*** INFORMATION ***
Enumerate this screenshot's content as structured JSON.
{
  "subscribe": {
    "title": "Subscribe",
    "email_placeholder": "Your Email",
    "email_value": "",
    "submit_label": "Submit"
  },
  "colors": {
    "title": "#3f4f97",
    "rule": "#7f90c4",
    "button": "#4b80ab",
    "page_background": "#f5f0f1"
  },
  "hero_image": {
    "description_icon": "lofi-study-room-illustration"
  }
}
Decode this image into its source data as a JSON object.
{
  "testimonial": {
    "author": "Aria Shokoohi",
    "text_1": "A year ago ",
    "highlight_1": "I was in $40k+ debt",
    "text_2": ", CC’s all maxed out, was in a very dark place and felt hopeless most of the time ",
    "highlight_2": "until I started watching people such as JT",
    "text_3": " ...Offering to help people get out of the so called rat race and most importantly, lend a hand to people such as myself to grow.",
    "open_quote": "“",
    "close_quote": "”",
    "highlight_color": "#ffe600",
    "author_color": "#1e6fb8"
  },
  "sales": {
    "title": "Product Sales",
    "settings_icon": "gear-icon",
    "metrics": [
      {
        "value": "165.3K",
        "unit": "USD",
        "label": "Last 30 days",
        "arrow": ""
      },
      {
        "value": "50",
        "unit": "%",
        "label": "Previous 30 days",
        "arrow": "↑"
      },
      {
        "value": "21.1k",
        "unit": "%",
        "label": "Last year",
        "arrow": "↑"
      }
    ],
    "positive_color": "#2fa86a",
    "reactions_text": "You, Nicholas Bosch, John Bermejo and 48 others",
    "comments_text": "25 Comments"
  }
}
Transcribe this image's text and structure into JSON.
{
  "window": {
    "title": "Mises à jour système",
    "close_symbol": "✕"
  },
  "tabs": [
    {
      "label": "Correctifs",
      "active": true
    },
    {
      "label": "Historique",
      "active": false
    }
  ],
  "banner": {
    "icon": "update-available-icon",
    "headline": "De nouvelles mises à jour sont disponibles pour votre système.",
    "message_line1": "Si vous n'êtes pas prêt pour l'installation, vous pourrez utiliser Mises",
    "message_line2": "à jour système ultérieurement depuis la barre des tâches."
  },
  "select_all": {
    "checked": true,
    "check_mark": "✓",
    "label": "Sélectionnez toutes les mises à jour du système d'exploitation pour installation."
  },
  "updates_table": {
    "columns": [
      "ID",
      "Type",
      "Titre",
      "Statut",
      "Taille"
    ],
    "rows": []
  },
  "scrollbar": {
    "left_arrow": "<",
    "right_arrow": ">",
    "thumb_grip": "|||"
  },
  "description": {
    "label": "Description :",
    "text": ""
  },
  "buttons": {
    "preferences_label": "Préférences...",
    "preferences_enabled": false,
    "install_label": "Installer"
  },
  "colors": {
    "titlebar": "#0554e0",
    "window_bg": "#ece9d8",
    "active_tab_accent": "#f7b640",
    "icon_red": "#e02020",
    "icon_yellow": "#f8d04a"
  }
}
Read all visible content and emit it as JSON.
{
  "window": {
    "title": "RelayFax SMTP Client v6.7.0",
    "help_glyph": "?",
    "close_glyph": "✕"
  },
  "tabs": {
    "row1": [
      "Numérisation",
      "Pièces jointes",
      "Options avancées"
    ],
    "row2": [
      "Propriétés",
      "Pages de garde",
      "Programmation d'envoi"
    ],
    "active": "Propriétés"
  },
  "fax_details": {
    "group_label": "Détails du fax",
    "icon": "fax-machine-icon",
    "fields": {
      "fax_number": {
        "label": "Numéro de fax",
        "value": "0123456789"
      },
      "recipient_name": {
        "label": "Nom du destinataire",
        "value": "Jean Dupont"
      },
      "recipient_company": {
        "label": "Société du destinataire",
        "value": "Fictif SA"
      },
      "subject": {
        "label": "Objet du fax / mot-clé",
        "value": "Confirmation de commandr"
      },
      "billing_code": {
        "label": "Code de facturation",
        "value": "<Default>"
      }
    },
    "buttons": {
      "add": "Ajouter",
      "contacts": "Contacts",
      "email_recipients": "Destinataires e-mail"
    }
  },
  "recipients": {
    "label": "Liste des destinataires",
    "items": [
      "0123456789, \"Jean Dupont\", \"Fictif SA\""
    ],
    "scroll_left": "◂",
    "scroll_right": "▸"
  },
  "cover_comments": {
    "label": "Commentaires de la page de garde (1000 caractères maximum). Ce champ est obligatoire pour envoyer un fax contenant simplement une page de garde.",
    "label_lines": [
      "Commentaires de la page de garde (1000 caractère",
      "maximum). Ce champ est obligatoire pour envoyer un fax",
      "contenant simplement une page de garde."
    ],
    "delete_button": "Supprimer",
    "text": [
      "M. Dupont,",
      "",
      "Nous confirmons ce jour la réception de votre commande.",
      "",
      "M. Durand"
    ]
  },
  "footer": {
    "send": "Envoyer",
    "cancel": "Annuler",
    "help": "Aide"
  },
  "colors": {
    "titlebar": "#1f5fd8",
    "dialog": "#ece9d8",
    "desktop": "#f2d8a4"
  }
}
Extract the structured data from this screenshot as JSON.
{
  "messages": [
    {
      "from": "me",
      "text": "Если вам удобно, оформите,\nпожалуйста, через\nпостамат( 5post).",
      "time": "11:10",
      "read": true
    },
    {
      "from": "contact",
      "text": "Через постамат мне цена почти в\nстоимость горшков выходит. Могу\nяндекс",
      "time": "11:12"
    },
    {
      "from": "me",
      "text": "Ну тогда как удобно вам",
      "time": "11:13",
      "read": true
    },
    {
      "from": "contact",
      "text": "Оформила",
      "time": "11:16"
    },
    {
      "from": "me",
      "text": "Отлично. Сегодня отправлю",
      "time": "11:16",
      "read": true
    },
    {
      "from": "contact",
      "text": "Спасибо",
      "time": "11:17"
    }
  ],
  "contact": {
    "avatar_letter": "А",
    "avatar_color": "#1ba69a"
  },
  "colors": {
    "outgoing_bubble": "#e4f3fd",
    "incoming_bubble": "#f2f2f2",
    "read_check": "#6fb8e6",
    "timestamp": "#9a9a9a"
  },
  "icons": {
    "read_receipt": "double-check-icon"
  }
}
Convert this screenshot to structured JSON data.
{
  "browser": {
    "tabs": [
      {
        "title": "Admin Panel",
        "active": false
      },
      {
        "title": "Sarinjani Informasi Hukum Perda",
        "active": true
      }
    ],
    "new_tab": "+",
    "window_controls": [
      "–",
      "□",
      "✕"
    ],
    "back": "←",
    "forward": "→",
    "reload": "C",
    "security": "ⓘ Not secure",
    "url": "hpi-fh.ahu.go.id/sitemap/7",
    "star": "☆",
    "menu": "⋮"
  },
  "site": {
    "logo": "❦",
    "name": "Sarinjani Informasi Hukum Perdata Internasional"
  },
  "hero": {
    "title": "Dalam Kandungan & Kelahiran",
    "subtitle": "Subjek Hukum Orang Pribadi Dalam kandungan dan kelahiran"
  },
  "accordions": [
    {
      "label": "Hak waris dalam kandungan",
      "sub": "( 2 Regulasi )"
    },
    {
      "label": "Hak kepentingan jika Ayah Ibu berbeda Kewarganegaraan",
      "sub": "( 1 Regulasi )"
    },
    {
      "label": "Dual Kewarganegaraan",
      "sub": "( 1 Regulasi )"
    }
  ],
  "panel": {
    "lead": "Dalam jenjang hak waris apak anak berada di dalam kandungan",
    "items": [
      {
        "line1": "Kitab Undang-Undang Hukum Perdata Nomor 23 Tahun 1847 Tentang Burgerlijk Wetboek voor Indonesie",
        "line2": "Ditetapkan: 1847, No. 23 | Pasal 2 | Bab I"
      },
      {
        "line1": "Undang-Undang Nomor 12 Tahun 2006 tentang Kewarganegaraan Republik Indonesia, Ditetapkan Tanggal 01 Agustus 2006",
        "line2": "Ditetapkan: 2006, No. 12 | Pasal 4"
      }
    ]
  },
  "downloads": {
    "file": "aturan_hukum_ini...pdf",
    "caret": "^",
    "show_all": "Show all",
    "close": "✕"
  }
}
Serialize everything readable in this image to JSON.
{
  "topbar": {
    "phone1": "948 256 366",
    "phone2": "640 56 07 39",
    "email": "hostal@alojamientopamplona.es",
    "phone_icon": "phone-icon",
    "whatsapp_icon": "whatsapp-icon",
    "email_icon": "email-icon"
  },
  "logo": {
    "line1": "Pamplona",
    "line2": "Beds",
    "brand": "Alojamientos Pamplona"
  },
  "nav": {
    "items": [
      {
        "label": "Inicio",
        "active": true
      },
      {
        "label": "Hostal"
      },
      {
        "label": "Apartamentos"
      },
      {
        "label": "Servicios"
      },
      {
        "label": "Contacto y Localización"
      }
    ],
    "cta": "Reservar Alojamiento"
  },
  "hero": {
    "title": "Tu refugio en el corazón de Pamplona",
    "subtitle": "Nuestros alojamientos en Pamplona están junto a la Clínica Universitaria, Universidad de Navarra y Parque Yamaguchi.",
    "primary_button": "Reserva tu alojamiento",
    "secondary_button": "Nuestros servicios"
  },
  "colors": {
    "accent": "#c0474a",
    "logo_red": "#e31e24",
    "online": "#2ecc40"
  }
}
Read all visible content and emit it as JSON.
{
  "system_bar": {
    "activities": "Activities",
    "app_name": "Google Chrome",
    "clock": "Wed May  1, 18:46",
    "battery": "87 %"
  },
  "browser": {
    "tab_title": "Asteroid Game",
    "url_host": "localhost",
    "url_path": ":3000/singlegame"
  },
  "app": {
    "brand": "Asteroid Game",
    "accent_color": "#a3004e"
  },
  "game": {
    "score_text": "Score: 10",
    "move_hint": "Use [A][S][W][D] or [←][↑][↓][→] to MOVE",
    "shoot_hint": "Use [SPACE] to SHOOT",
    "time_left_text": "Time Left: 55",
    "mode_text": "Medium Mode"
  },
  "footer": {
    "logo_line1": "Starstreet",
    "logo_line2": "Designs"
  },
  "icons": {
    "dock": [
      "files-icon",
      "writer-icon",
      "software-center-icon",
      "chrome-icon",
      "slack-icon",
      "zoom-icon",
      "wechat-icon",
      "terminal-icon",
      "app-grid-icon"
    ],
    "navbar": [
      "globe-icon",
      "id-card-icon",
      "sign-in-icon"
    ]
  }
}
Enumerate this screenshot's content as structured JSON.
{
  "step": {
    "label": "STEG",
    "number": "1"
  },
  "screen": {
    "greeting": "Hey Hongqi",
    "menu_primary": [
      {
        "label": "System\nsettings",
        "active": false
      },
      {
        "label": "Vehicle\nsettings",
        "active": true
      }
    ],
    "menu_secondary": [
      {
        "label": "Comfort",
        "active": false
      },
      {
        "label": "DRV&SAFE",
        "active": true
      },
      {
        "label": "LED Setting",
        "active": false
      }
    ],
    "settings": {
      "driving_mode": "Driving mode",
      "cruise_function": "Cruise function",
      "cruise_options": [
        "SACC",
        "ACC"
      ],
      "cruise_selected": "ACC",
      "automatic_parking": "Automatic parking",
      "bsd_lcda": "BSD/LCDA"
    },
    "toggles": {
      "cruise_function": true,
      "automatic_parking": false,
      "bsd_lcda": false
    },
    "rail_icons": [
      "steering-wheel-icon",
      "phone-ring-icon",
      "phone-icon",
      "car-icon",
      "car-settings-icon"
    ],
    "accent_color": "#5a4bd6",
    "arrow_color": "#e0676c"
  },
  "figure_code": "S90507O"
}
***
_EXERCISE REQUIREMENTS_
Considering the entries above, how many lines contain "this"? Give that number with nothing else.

_TASK RESULT_
7